In order to minimize production costs, the proper material handling equipment must be selected. What industrial equipment to use in a manufacturing facility is determined by first determining where that equipment would be needed. Possible areas that would need industrial equipment include shipping and receiving, stores, fabrication, assembly and paint, and warehousing. The next step is determining what equipment is needed, including but not limited to hand carts, fork trucks, pallet jacks, conveyors, and robots. Chapter 11 contains pictures and drawings of every possible piece of industrial equipment that might be needed in designing a manufacturing facility.Project Completion
The next step in manufacturing facility design is implementing the layout design through facilities layout, which is discussed in chapter 14. The layout is first done through the plot plan, which shows how buildings, parking lots, and roads fit onto the property. A plot plan is then used to develop a master plan, which is the finished product of a facilities designer. The plan would show every machine, desk, workstation, department, restroom, and all other important items located in the facility.
When a master plan is completed, the facility designer would prepare a presentation to his or her clients. The new facility should be presented in a project report and presentation. Chapter 16 gives specific guidelines to follow for the project report and the presentation.
Today, facility designers have the option of using computer simulation and modeling to help in the planning and decision-making of manufacturing facilities. Simulation involves "the modeling of a process or a system where the model produces the response of the actual system to events that occur in the system over a given period of time" (Meyers & Stephens, 2005, p. 467). This allows designers to "see" the results of their design before actual construction and make the necessary changes to the design. Mistakes that may have been made in the past will not be made in the future because of advanced simulation and modeling programs.
Manufacturing Facilities Design and Materials Handling is an excellent textbook in describing the procedures and techniques for developing new facilities design. With its sequential order, the text was easy to follow. The information by Meyers and Stephens was thorough and relevant to today's manufacturing facilities. The use of charts and diagrams throughout the text provided excellent resources in providing an understanding of the material. The case study, "A Project in the Making", was invaluable towards understanding the concepts of facilities design.
The text does cover some material that could be useful as a reference guide for industrial education teachers. The third section of the text, Space Allocation, contains many concepts that could be incorporated into a laboratory planning course, including planning storage areas, introducing concepts of ergonomics, maximizing the use of cubic space, and area allocation. Many industrial education teachers have limited laboratory space, and any ideas to improve the quality of education through improving laboratory spaces would be greatly encouraged.

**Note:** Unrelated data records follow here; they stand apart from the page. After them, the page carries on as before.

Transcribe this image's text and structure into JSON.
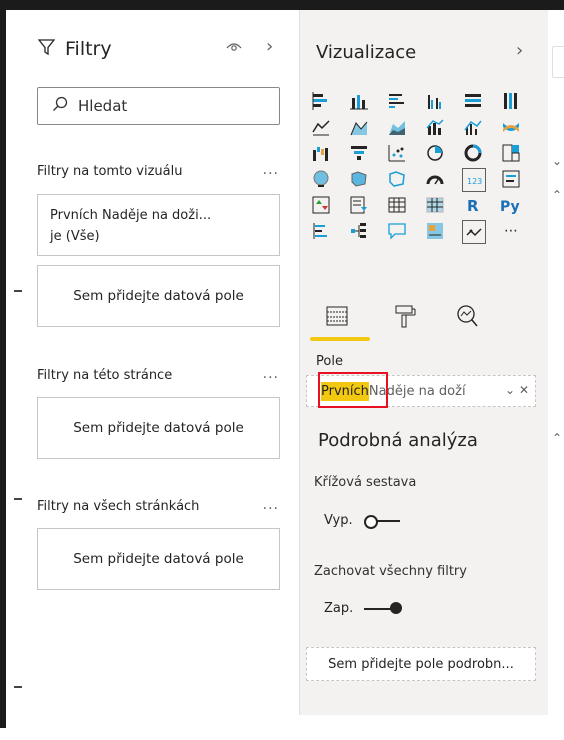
{
  "filters": {
    "title": "Filtry",
    "search_label": "Hledat",
    "visual_section": {
      "title": "Filtry na tomto vizuálu",
      "card_line1": "Prvních Naděje na doži...",
      "card_line2": "je (Vše)",
      "drop_label": "Sem přidejte datová pole"
    },
    "page_section": {
      "title": "Filtry na této stránce",
      "drop_label": "Sem přidejte datová pole"
    },
    "all_pages_section": {
      "title": "Filtry na všech stránkách",
      "drop_label": "Sem přidejte datová pole"
    },
    "more_label": "..."
  },
  "viz": {
    "title": "Vizualizace",
    "field_section_label": "Pole",
    "field_highlight": "Prvních",
    "field_rest": " Naděje na doží",
    "drill": {
      "title": "Podrobná analýza",
      "cross_report_label": "Křížová sestava",
      "cross_report_state": "Vyp.",
      "keep_filters_label": "Zachovat všechny filtry",
      "keep_filters_state": "Zap.",
      "add_field_label": "Sem přidejte pole podrobn..."
    }
  },
  "colors": {
    "accent_yellow": "#f2c811",
    "highlight_box": "#e81123",
    "pane_bg": "#f3f2f1"
  }
}
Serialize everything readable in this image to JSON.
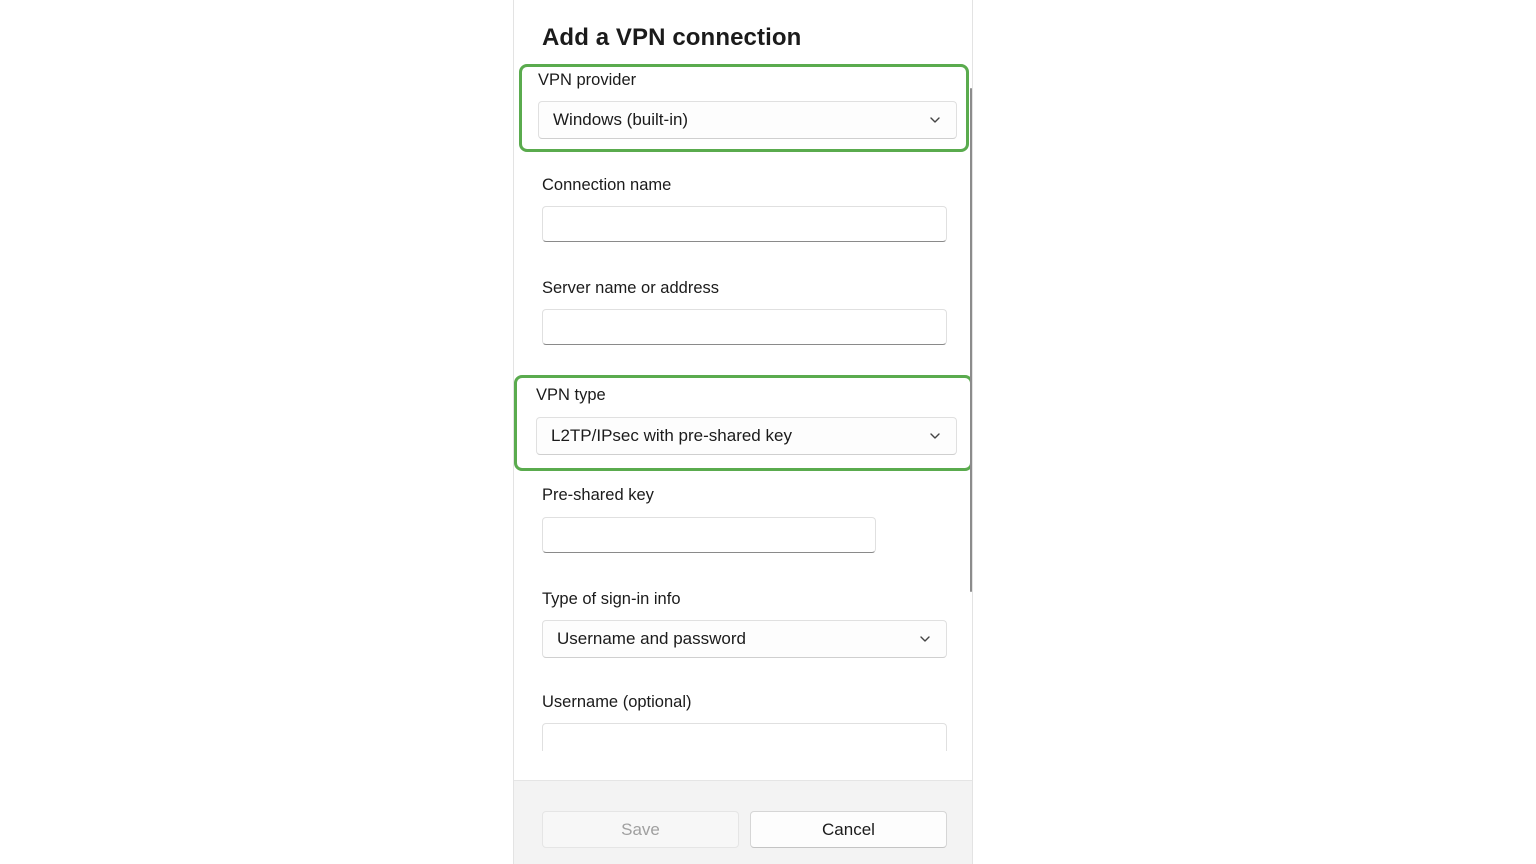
{
  "dialog": {
    "title": "Add a VPN connection"
  },
  "fields": {
    "vpn_provider": {
      "label": "VPN provider",
      "value": "Windows (built-in)"
    },
    "connection_name": {
      "label": "Connection name",
      "value": ""
    },
    "server_name": {
      "label": "Server name or address",
      "value": ""
    },
    "vpn_type": {
      "label": "VPN type",
      "value": "L2TP/IPsec with pre-shared key"
    },
    "pre_shared_key": {
      "label": "Pre-shared key",
      "value": ""
    },
    "sign_in_type": {
      "label": "Type of sign-in info",
      "value": "Username and password"
    },
    "username": {
      "label": "Username (optional)",
      "value": ""
    }
  },
  "footer": {
    "save_label": "Save",
    "cancel_label": "Cancel"
  },
  "icons": {
    "dropdown": "chevron-down-icon"
  },
  "colors": {
    "highlight": "#5aab4e",
    "footer_bg": "#f3f3f3",
    "disabled_text": "#a0a0a0"
  }
}
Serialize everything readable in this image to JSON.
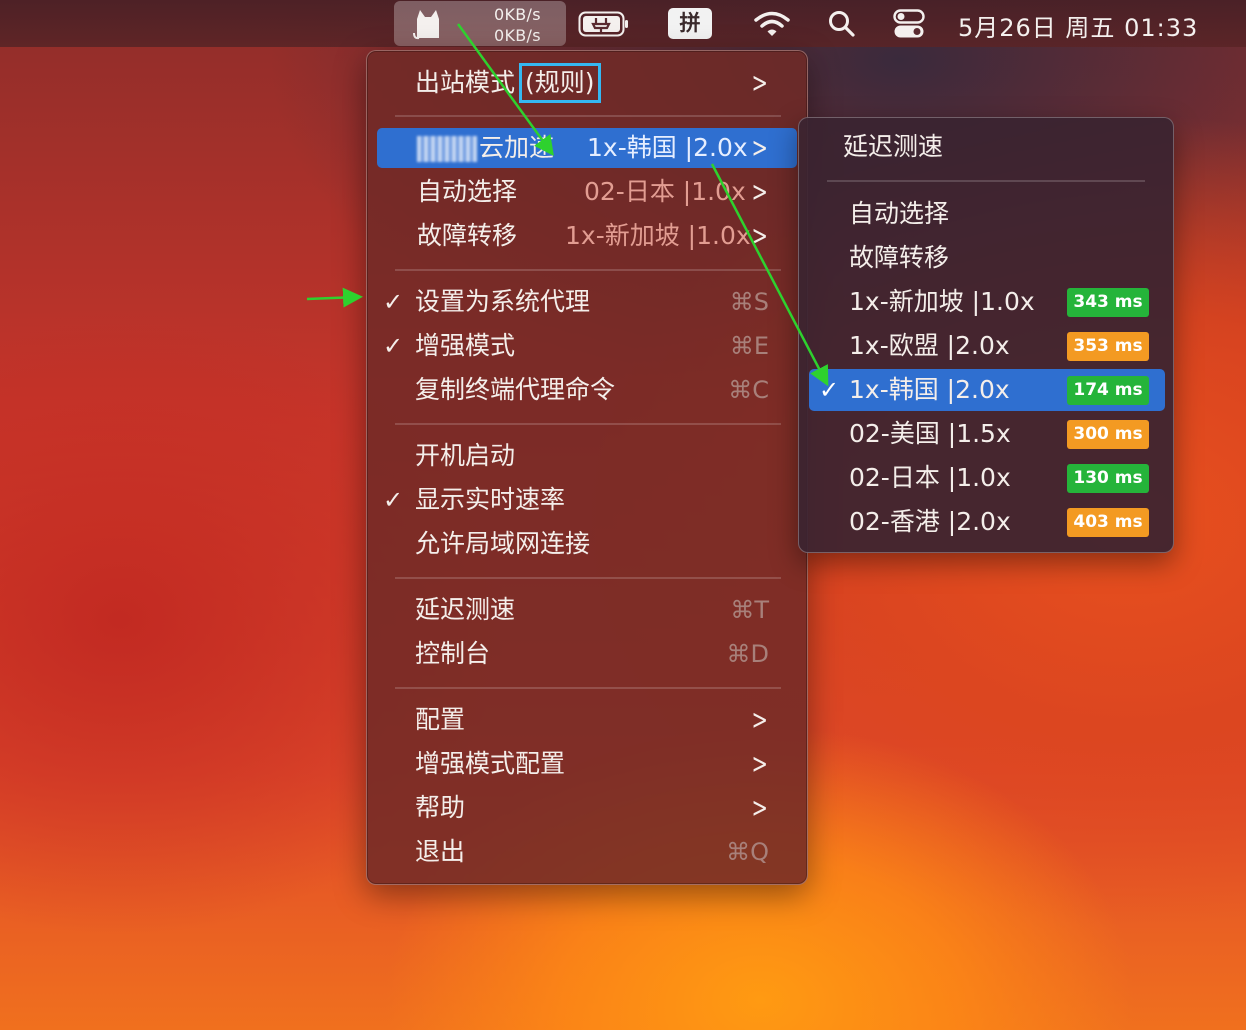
{
  "menubar": {
    "upload_speed": "0KB/s",
    "download_speed": "0KB/s",
    "input_method": "拼",
    "clock": "5月26日 周五 01:33",
    "icons": [
      "clash-cat-icon",
      "battery-charging-icon",
      "input-method-icon",
      "wifi-icon",
      "search-icon",
      "control-center-icon"
    ]
  },
  "menu": {
    "outbound_mode": {
      "label": "出站模式",
      "value": "(规则)"
    },
    "proxy_groups": [
      {
        "label": "云加速",
        "value": "1x-韩国 |2.0x"
      },
      {
        "label": "自动选择",
        "value": "02-日本 |1.0x"
      },
      {
        "label": "故障转移",
        "value": "1x-新加坡 |1.0x"
      }
    ],
    "settings": [
      {
        "label": "设置为系统代理",
        "checked": "✓",
        "shortcut": "⌘S"
      },
      {
        "label": "增强模式",
        "checked": "✓",
        "shortcut": "⌘E"
      },
      {
        "label": "复制终端代理命令",
        "checked": "",
        "shortcut": "⌘C"
      }
    ],
    "options": [
      {
        "label": "开机启动",
        "checked": ""
      },
      {
        "label": "显示实时速率",
        "checked": "✓"
      },
      {
        "label": "允许局域网连接",
        "checked": ""
      }
    ],
    "tools": [
      {
        "label": "延迟测速",
        "shortcut": "⌘T"
      },
      {
        "label": "控制台",
        "shortcut": "⌘D"
      }
    ],
    "more": [
      {
        "label": "配置"
      },
      {
        "label": "增强模式配置"
      },
      {
        "label": "帮助"
      },
      {
        "label": "退出",
        "shortcut": "⌘Q"
      }
    ]
  },
  "submenu": {
    "latency_test": "延迟测速",
    "groups": [
      "自动选择",
      "故障转移"
    ],
    "nodes": [
      {
        "label": "1x-新加坡 |1.0x",
        "latency": "343 ms",
        "color": "#25b43a",
        "selected": ""
      },
      {
        "label": "1x-欧盟 |2.0x",
        "latency": "353 ms",
        "color": "#f39a22",
        "selected": ""
      },
      {
        "label": "1x-韩国 |2.0x",
        "latency": "174 ms",
        "color": "#25b43a",
        "selected": "✓"
      },
      {
        "label": "02-美国 |1.5x",
        "latency": "300 ms",
        "color": "#f39a22",
        "selected": ""
      },
      {
        "label": "02-日本 |1.0x",
        "latency": "130 ms",
        "color": "#25b43a",
        "selected": ""
      },
      {
        "label": "02-香港 |2.0x",
        "latency": "403 ms",
        "color": "#f39a22",
        "selected": ""
      }
    ]
  }
}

The textbook does not, however, cover essential laboratory planning materials such as information on selecting instructional equipment or information on budget planning required for teacher education majors. Manufacturing Facilities Design and Materials Handling would provide industrial teacher educators an excellent resource in laboratory planning, but it should not be used as the main text in a laboratory planning course.
Rogers is a technology education teacher at the Kokomo Area Career Center in Kokomo, Indiana. Rogers can be reached at email@example.com.